I don't have to remind anyone reading this that we are experiencing a unique moment in our nation's history when almost all theaters in our country are closed (except for a few Drive-In Theaters). For the first time since D.W. Gri ﬃ is 17 minutes, In old California It was broadcast on a white canvas in Hollywood on March 10, 1910, there are no new feature films to be found anywhere.
Not even during the war have we been deprived of the strong, collective emotion that comes with a film screening, one of our most cherished common experiences. In this moment of unprecedented challenge and uncertainty, the world must not forget the importance of cinema as a balm for what afflicts us. The combined impact of images, sound and special effects elicits deep feelings and helps us better understand our own lives and those of those around us. The films speak of the most central aspect of "who we are".
Together with the National Association of Theater Owners and moviegoers across the country, I applaud the $ 2.2 billion Senate aid package aimed at easing immediate economic burdens across the country and allowing movie theaters to cover fixed costs while the normal income. This is a welcome boost of confidence.
Any return to normal is a long way off, but this aid package is much-needed positive news for an industry that I appreciate, and, along with so many other industries and citizens, is suffering. Feature film screening is a vital part of our social life, providing jobs for more than 150,000 theater employees, all of whom are unemployed as a result of the closings.

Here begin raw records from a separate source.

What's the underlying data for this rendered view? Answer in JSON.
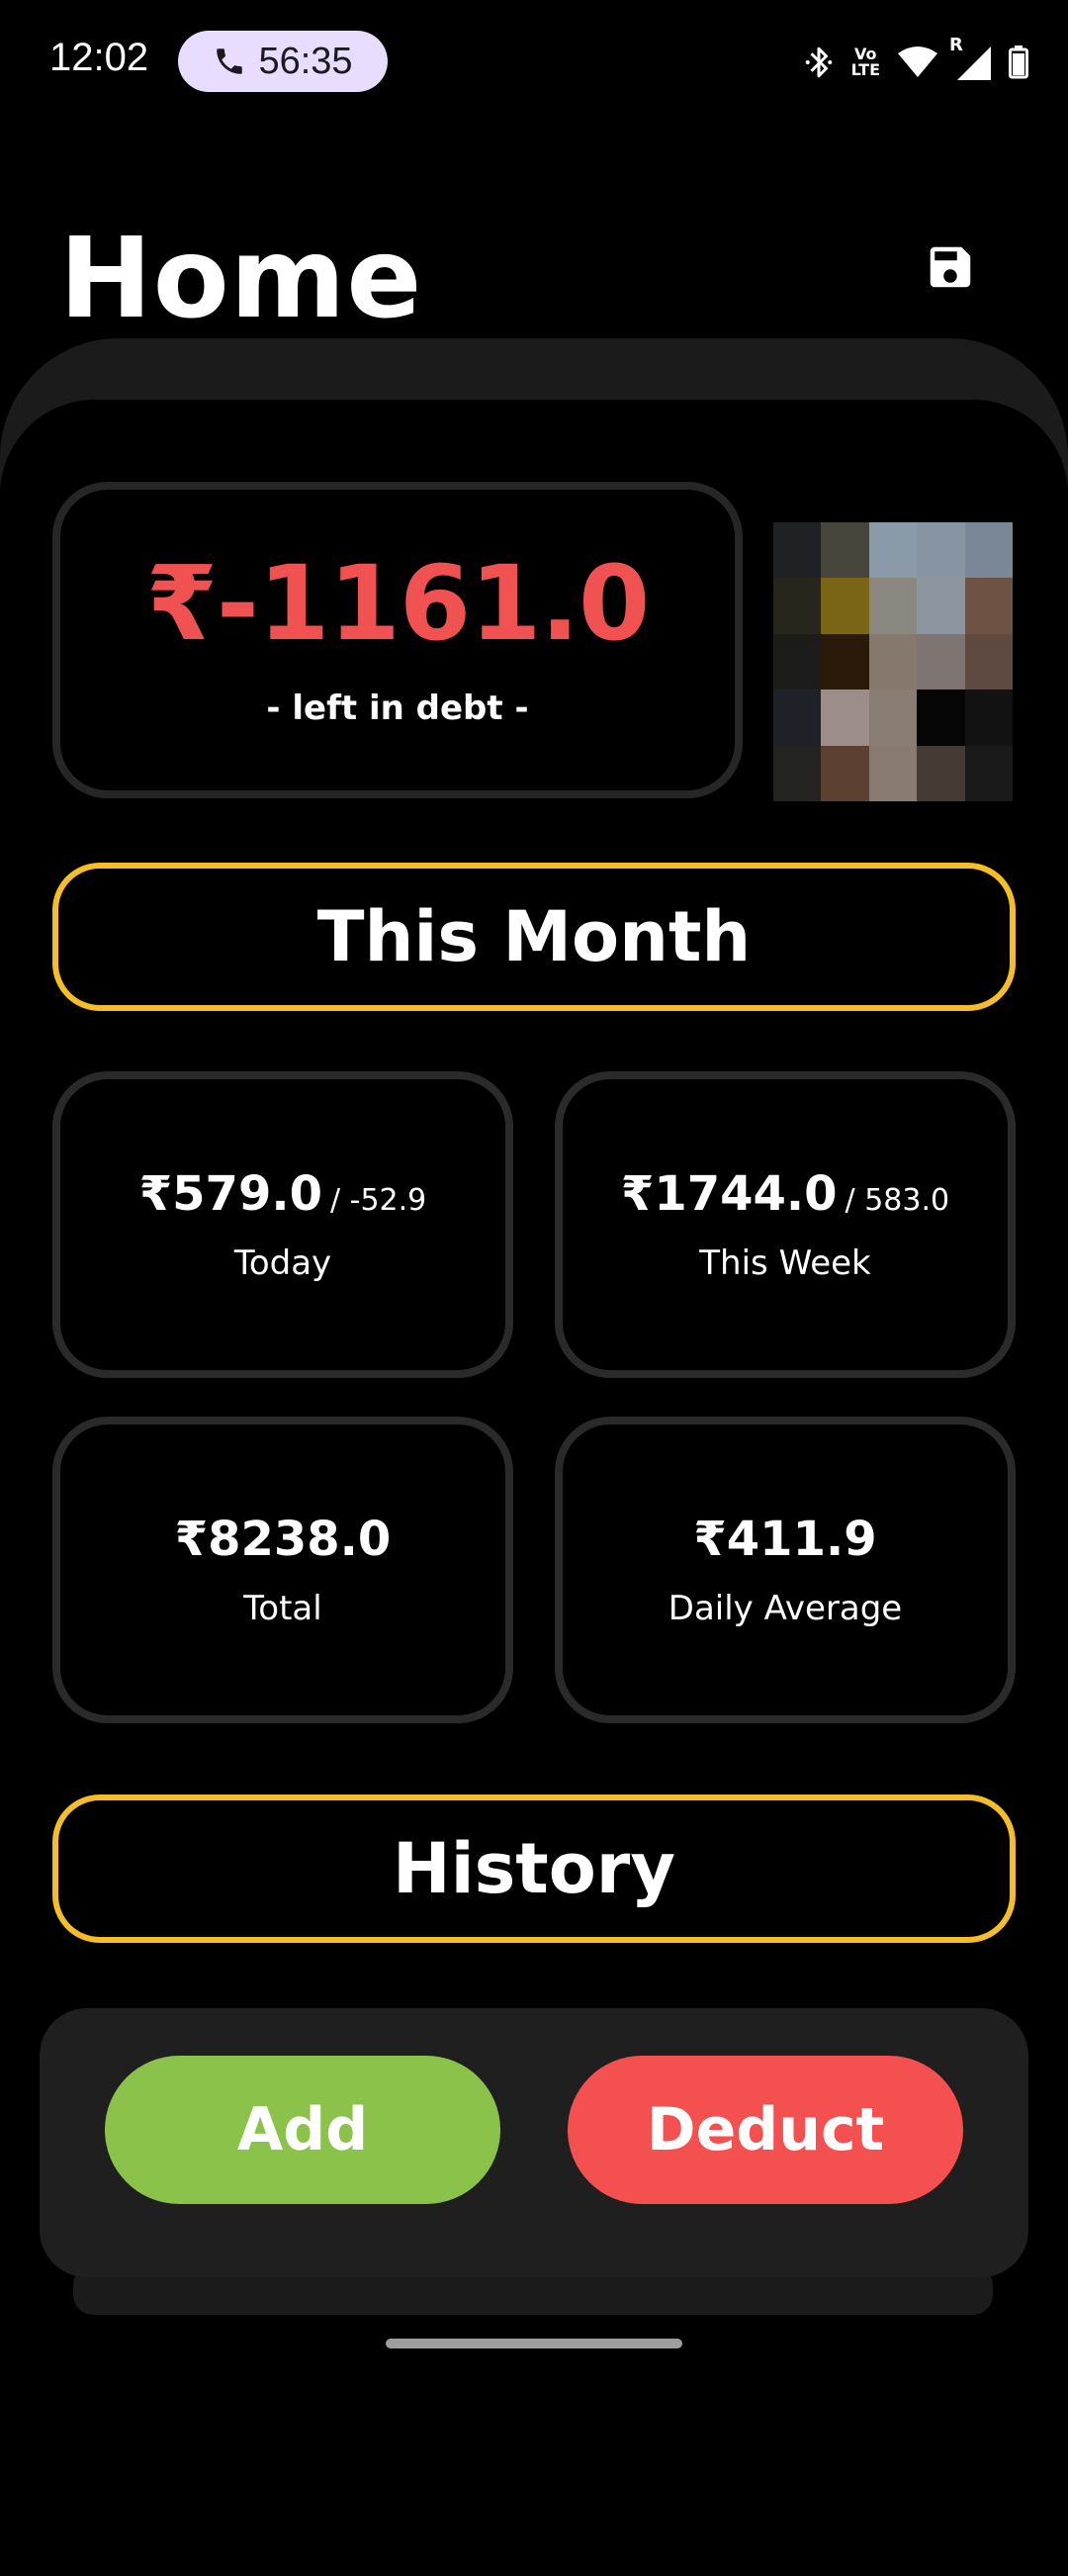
{
  "status_bar": {
    "time": "12:02",
    "call_duration": "56:35",
    "volte_top": "Vo",
    "volte_bottom": "LTE",
    "roaming": "R"
  },
  "header": {
    "title": "Home"
  },
  "balance": {
    "value": "₹-1161.0",
    "label": "- left in debt -"
  },
  "sections": {
    "this_month": "This Month",
    "history": "History"
  },
  "stats": {
    "today": {
      "value": "₹579.0",
      "sub": "/ -52.9",
      "label": "Today"
    },
    "week": {
      "value": "₹1744.0",
      "sub": "/ 583.0",
      "label": "This Week"
    },
    "total": {
      "value": "₹8238.0",
      "label": "Total"
    },
    "daily_avg": {
      "value": "₹411.9",
      "label": "Daily Average"
    }
  },
  "actions": {
    "add": "Add",
    "deduct": "Deduct"
  },
  "colors": {
    "debt": "#F05252",
    "accent": "#F5BE27",
    "add": "#8BC34A",
    "deduct": "#F55050"
  },
  "avatar_pixels": [
    "#1f2124",
    "#46463c",
    "#8b9aa8",
    "#8795a2",
    "#7a8796",
    "#26261c",
    "#7a6415",
    "#8a8680",
    "#8c96a0",
    "#6e5244",
    "#1c1d1b",
    "#2a1a0a",
    "#86786d",
    "#7e7572",
    "#5e4a40",
    "#1e2228",
    "#9c8c8a",
    "#8a7e74",
    "#050505",
    "#121212",
    "#23231f",
    "#5c4032",
    "#887a70",
    "#463a34",
    "#1a1a1a"
  ]
}
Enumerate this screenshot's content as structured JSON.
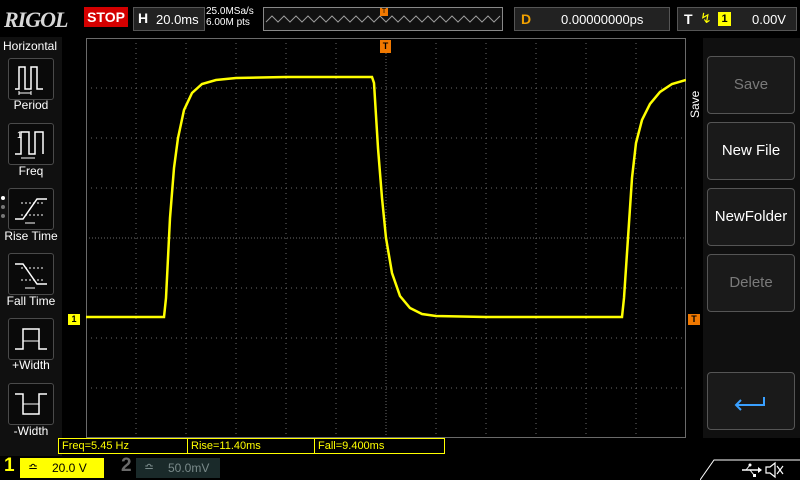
{
  "brand": "RIGOL",
  "run_state": "STOP",
  "horizontal": {
    "label": "H",
    "timebase": "20.0ms",
    "sample_rate": "25.0MSa/s",
    "memory_depth": "6.00M pts"
  },
  "delay": {
    "label": "D",
    "value": "0.00000000ps"
  },
  "trigger": {
    "label": "T",
    "edge_icon": "rising-edge-icon",
    "source": "1",
    "level": "0.00V"
  },
  "left_menu": {
    "title": "Horizontal",
    "items": [
      {
        "label": "Period",
        "icon": "period-icon"
      },
      {
        "label": "Freq",
        "icon": "freq-icon"
      },
      {
        "label": "Rise Time",
        "icon": "rise-time-icon"
      },
      {
        "label": "Fall Time",
        "icon": "fall-time-icon"
      },
      {
        "label": "+Width",
        "icon": "pos-width-icon"
      },
      {
        "label": "-Width",
        "icon": "neg-width-icon"
      }
    ]
  },
  "right_menu": {
    "title": "Save",
    "items": [
      {
        "label": "Save",
        "enabled": false
      },
      {
        "label": "New File",
        "enabled": true
      },
      {
        "label": "NewFolder",
        "enabled": true
      },
      {
        "label": "Delete",
        "enabled": false
      },
      {
        "label": "",
        "icon": "return-icon",
        "enabled": true
      }
    ]
  },
  "measurements": [
    "Freq=5.45 Hz",
    "Rise=11.40ms",
    "Fall=9.400ms"
  ],
  "channels": [
    {
      "num": "1",
      "coupling": "≏",
      "scale": "20.0 V",
      "active": true
    },
    {
      "num": "2",
      "coupling": "≏",
      "scale": "50.0mV",
      "active": false
    }
  ],
  "markers": {
    "ch1": "1",
    "trigger_level": "T",
    "trigger_position": "T"
  },
  "status_icons": [
    "usb-icon",
    "mute-icon"
  ],
  "colors": {
    "ch1": "#ffff00",
    "trigger": "#f07800",
    "stop": "#d40000",
    "grid": "#6a6a6a"
  }
}
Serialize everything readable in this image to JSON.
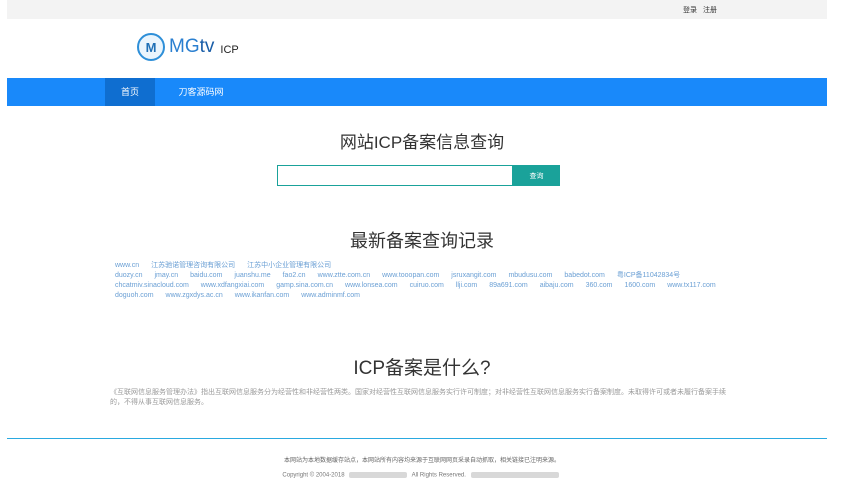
{
  "topbar": {
    "login": "登录",
    "register": "注册"
  },
  "logo": {
    "mark": "M",
    "brand_m": "MG",
    "brand_tv": "tv",
    "suffix": "ICP"
  },
  "nav": [
    {
      "label": "首页",
      "active": true
    },
    {
      "label": "刀客源码网",
      "active": false
    }
  ],
  "search": {
    "title": "网站ICP备案信息查询",
    "placeholder": "",
    "button": "查询"
  },
  "records": {
    "title": "最新备案查询记录",
    "rows": [
      [
        "www.cn",
        "江苏驰诺管理咨询有限公司",
        "江苏中小企业管理有限公司"
      ],
      [
        "duozy.cn",
        "jmay.cn",
        "baidu.com",
        "juanshu.me",
        "fao2.cn",
        "www.ztte.com.cn",
        "www.tooopan.com",
        "jsruxangit.com",
        "mbudusu.com",
        "babedot.com",
        "粤ICP备11042834号"
      ],
      [
        "chcatmiv.sinacloud.com",
        "www.xdfangxiai.com",
        "gamp.sina.com.cn",
        "www.lonsea.com",
        "cuiruo.com",
        "llji.com",
        "89a691.com",
        "aibaju.com",
        "360.com",
        "1600.com",
        "www.tx117.com"
      ],
      [
        "doguoh.com",
        "www.zgxdys.ac.cn",
        "www.ikanfan.com",
        "www.adminmf.com"
      ]
    ]
  },
  "about": {
    "title": "ICP备案是什么?",
    "text": "《互联网信息服务管理办法》指出互联网信息服务分为经营性和非经营性两类。国家对经营性互联网信息服务实行许可制度；对非经营性互联网信息服务实行备案制度。未取得许可或者未履行备案手续的，不得从事互联网信息服务。"
  },
  "footer": {
    "line1": "本网站为本地数据缓存站点，本网站所有内容均来源于互联网网页采录自动抓取，相关链接已注明来源。",
    "copyright_prefix": "Copyright © 2004-2018",
    "rights": "All Rights Reserved."
  },
  "colors": {
    "nav": "#1989fa",
    "nav_active": "#0f6ed0",
    "button": "#1aa29a",
    "link": "#6a9fd4"
  }
}
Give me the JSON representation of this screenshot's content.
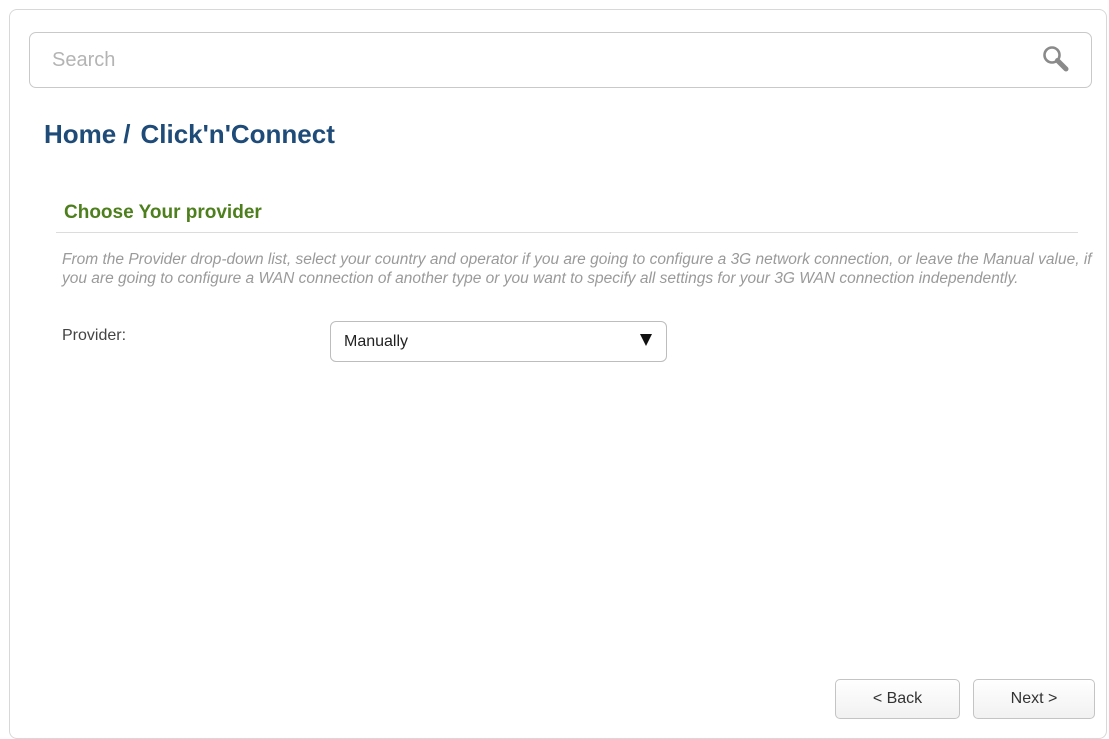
{
  "search": {
    "placeholder": "Search",
    "icon": "search-icon"
  },
  "breadcrumb": {
    "home": "Home",
    "separator": "/",
    "current": "Click'n'Connect"
  },
  "section": {
    "title": "Choose Your provider",
    "description": "From the Provider drop-down list, select your country and operator if you are going to configure a 3G network connection, or leave the Manual value, if you are going to configure a WAN connection of another type or you want to specify all settings for your 3G WAN connection independently."
  },
  "provider": {
    "label": "Provider:",
    "selected": "Manually"
  },
  "buttons": {
    "back": "< Back",
    "next": "Next >"
  },
  "colors": {
    "breadcrumb": "#1e4b78",
    "section_title": "#4d7f1c",
    "description": "#9a9a9a"
  }
}
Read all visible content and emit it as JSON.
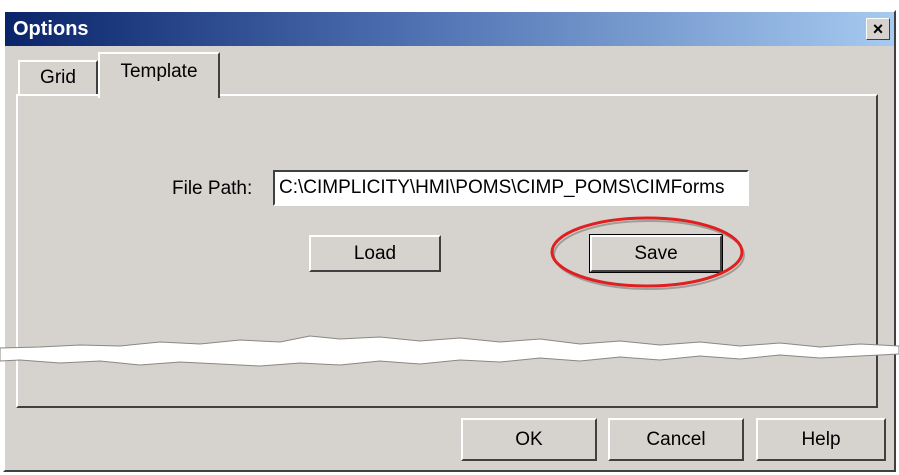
{
  "window": {
    "title": "Options",
    "close_glyph": "×"
  },
  "tabs": [
    {
      "label": "Grid",
      "selected": false
    },
    {
      "label": "Template",
      "selected": true
    }
  ],
  "template_tab": {
    "file_path_label": "File Path:",
    "file_path_value": "C:\\CIMPLICITY\\HMI\\POMS\\CIMP_POMS\\CIMForms",
    "load_label": "Load",
    "save_label": "Save"
  },
  "footer": {
    "ok_label": "OK",
    "cancel_label": "Cancel",
    "help_label": "Help"
  },
  "annotation": {
    "highlight_color": "#e02020",
    "highlighted": "Save"
  }
}
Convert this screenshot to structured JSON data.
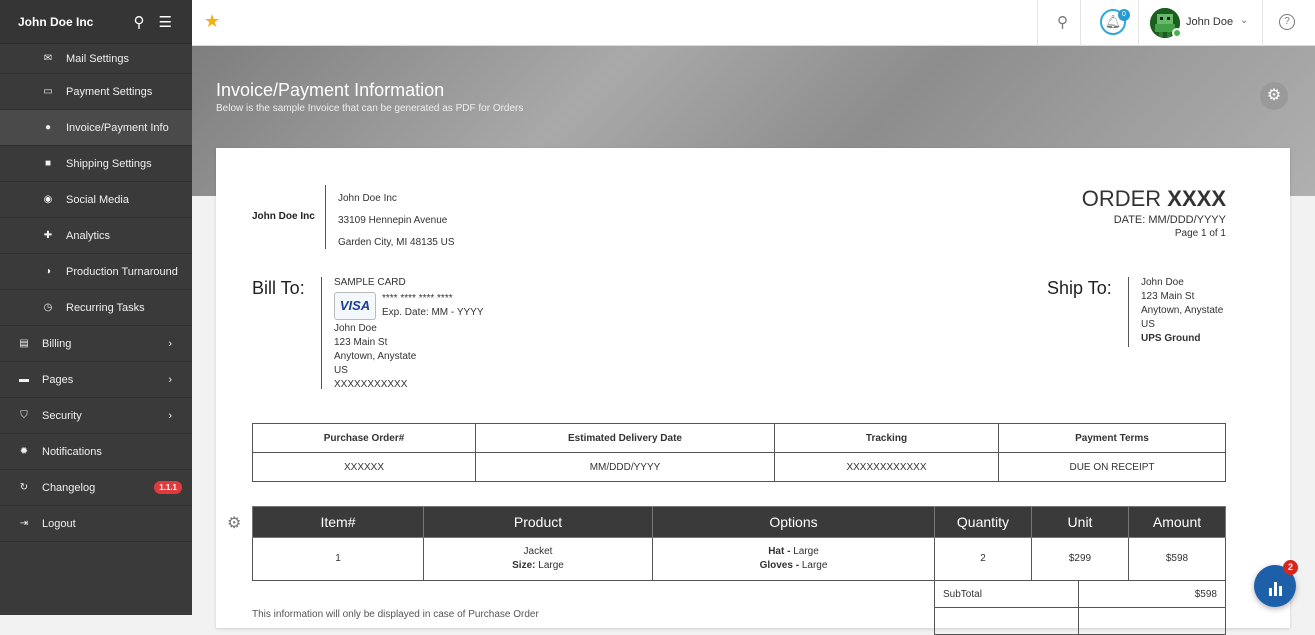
{
  "sidebar": {
    "brand": "John Doe Inc",
    "header_icons": [
      "search-icon",
      "menu-icon"
    ],
    "items": [
      {
        "label": "Mail Settings",
        "icon": "mail-icon",
        "sub": true
      },
      {
        "label": "Payment Settings",
        "icon": "card-icon",
        "sub": true
      },
      {
        "label": "Invoice/Payment Info",
        "icon": "info-icon",
        "sub": true,
        "active": true
      },
      {
        "label": "Shipping Settings",
        "icon": "truck-icon",
        "sub": true
      },
      {
        "label": "Social Media",
        "icon": "globe-icon",
        "sub": true
      },
      {
        "label": "Analytics",
        "icon": "puzzle-icon",
        "sub": true
      },
      {
        "label": "Production Turnaround",
        "icon": "gauge-icon",
        "sub": true
      },
      {
        "label": "Recurring Tasks",
        "icon": "clock-icon",
        "sub": true
      },
      {
        "label": "Billing",
        "icon": "billing-icon",
        "chevron": true
      },
      {
        "label": "Pages",
        "icon": "pages-icon",
        "chevron": true
      },
      {
        "label": "Security",
        "icon": "shield-icon",
        "chevron": true
      },
      {
        "label": "Notifications",
        "icon": "bug-icon"
      },
      {
        "label": "Changelog",
        "icon": "changelog-icon",
        "badge": "1.1.1"
      },
      {
        "label": "Logout",
        "icon": "logout-icon"
      }
    ]
  },
  "topbar": {
    "notification_count": "0",
    "user_name": "John Doe"
  },
  "banner": {
    "title": "Invoice/Payment Information",
    "subtitle": "Below is the sample Invoice that can be generated as PDF for Orders"
  },
  "invoice": {
    "company": {
      "name": "John Doe Inc",
      "address": [
        "John Doe Inc",
        "33109 Hennepin Avenue",
        "Garden City, MI 48135 US"
      ]
    },
    "order": {
      "prefix": "ORDER",
      "number": "XXXX",
      "date": "DATE: MM/DDD/YYYY",
      "page": "Page 1 of 1"
    },
    "bill_to": {
      "label": "Bill To:",
      "card_name": "SAMPLE CARD",
      "card_brand": "VISA",
      "card_number": "**** **** **** ****",
      "card_exp": "Exp. Date: MM - YYYY",
      "name": "John Doe",
      "street": "123 Main St",
      "city": "Anytown, Anystate",
      "country": "US",
      "phone": "XXXXXXXXXXX"
    },
    "ship_to": {
      "label": "Ship To:",
      "name": "John Doe",
      "street": "123 Main St",
      "city": "Anytown, Anystate",
      "country": "US",
      "method": "UPS Ground"
    },
    "order_info": {
      "headers": [
        "Purchase Order#",
        "Estimated Delivery Date",
        "Tracking",
        "Payment Terms"
      ],
      "values": [
        "XXXXXX",
        "MM/DDD/YYYY",
        "XXXXXXXXXXXX",
        "DUE ON RECEIPT"
      ]
    },
    "items": {
      "headers": [
        "Item#",
        "Product",
        "Options",
        "Quantity",
        "Unit",
        "Amount"
      ],
      "rows": [
        {
          "item": "1",
          "product": "Jacket",
          "size_label": "Size:",
          "size": "Large",
          "opt1_label": "Hat -",
          "opt1": "Large",
          "opt2_label": "Gloves -",
          "opt2": "Large",
          "quantity": "2",
          "unit": "$299",
          "amount": "$598"
        }
      ]
    },
    "subtotal_label": "SubTotal",
    "subtotal_value": "$598",
    "note": "This information will only be displayed in case of Purchase Order"
  },
  "chat": {
    "badge": "2"
  }
}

We must continue to work together to support an industry that is vital to our cultural and civic life.
Films will always allow us to explore the past, the present and the future. They will create conversation and debate. Here we have a future of good health and a return to our theaters, where the synergistic impact of the film continues to create a powerful sense of emotion and commitment, a vivid record of the human condition.
Scott Cooper March 26, 2020